While Judaism is a religion which provides endless opportunities, it is also a religion which limits various aspects within the religion to particular people. Some commandments are universal, others are defined based on our gender, tribe, and marital status, and others are parsed to those with certain skills and character traits.
The main character in the Parashah, Korach, begins a rebellion with Datan and Aviram from Sheivet Reuvein. Rashi (BeMidbar 16:1 s.v. VeDatan VeAviram) points out that Korach is from the family of Kehat, who encamp adjacent to Sheivet Reuvein. He explains how Korach is able to influence them to join the reblellion based on the principle of, “Oy LaRasha VeOy LiShecheino,” “Woe to a wicked person, and woe to his neighbor.” In addition to this, Datan and Aviram are already notorious figures in the Torah for their combative and rebellious nature towards Moshe: they are the ones who spread the word that Moshe had killed a Mitzri (Shemot 2:13 Rashi s.v. Shenei Anashim Ivrim).
Korach’s influence on Datan, Aviram and 250 other people, though, sprung from a personal conflict.
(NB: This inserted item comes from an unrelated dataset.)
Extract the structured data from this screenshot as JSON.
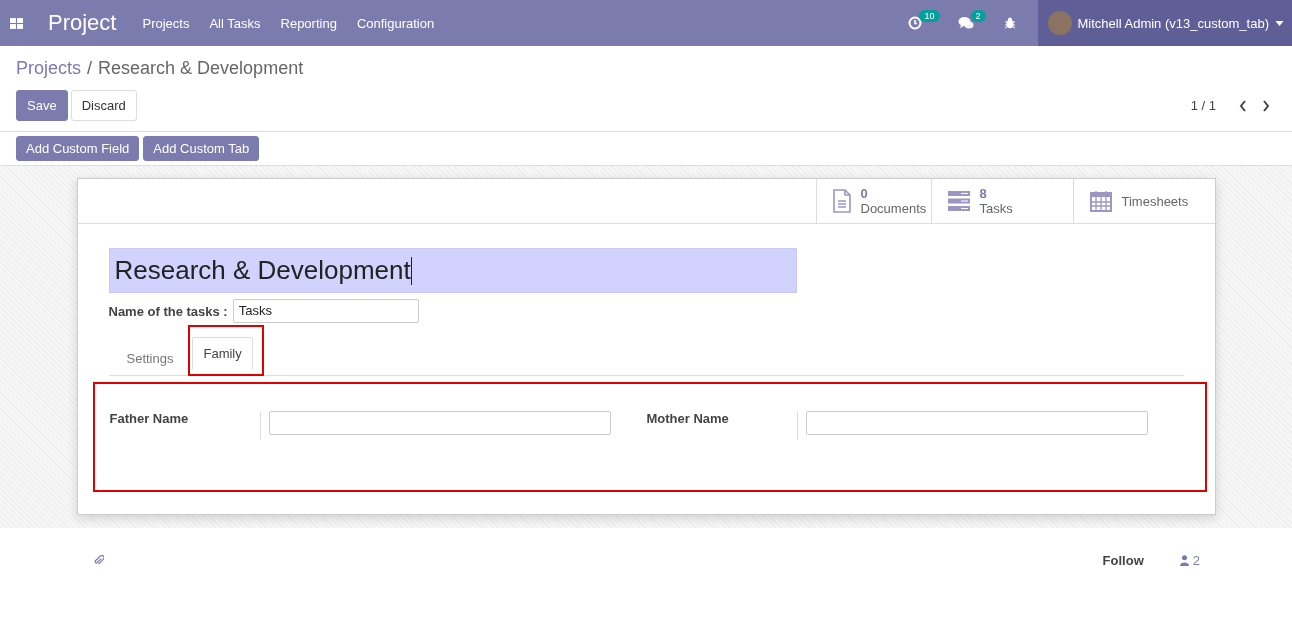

Korach expected a prominent role as a Nasi, responsible for the Avodah of Mishpachat Kehat in the Miskhan. However, Korach was overlooked and Elitzafan ben Uzziel was appointed as the Nasi. In response, Korach complains about the entire system of leadership. He reasoned that if Bnei Yisrael could stand before Har Sinai as one undivided nation, who was Moshe to instill a system of hierarchy? The Pesukim inform us that Moshe himself did not know how to handle this heated debate as the Torah states, “VaYipol Al Panav,” “And he fell on his face” (BeMidbar 16:4). Moshe instead decided to leave the decision in the hands of Hashem which eventually led to the demise of Korach and his followers. It is as if Moshe, in a sense, decided to take an opposite approach to leadership. While Korach was power hungry, believing he deserved more authority than was given to him, Moshe understood that in order to be a successful leader, there are times when leadership had to be relinquished and handed to other authorities.
What strangely follows the story of Korach’s rebellion is the commandments of Ma’aser Rishon, Ma’aser Beheimah and Pidyon HaBein, all of which are intended to support the Kohanim and Levi’im. It is very reasonable why these laws are juxtaposed to Korach’s rebellion. These laws continue to substantiate the “defined” commandments and roles that are given out to members of Bnei Yisrael. They further prove that not everyone has different roles, but equal opportunity to connect to Hashem. While people, like Korach, may be distraught by the fact that the Kohanim and Levi’im are receiving gifts from the Yisraelim, the Torah is teaching us that this is the exact mistake that Korach made. We must understand that every Sheivet has defined roles and systems enabling them to properly serve Hashem.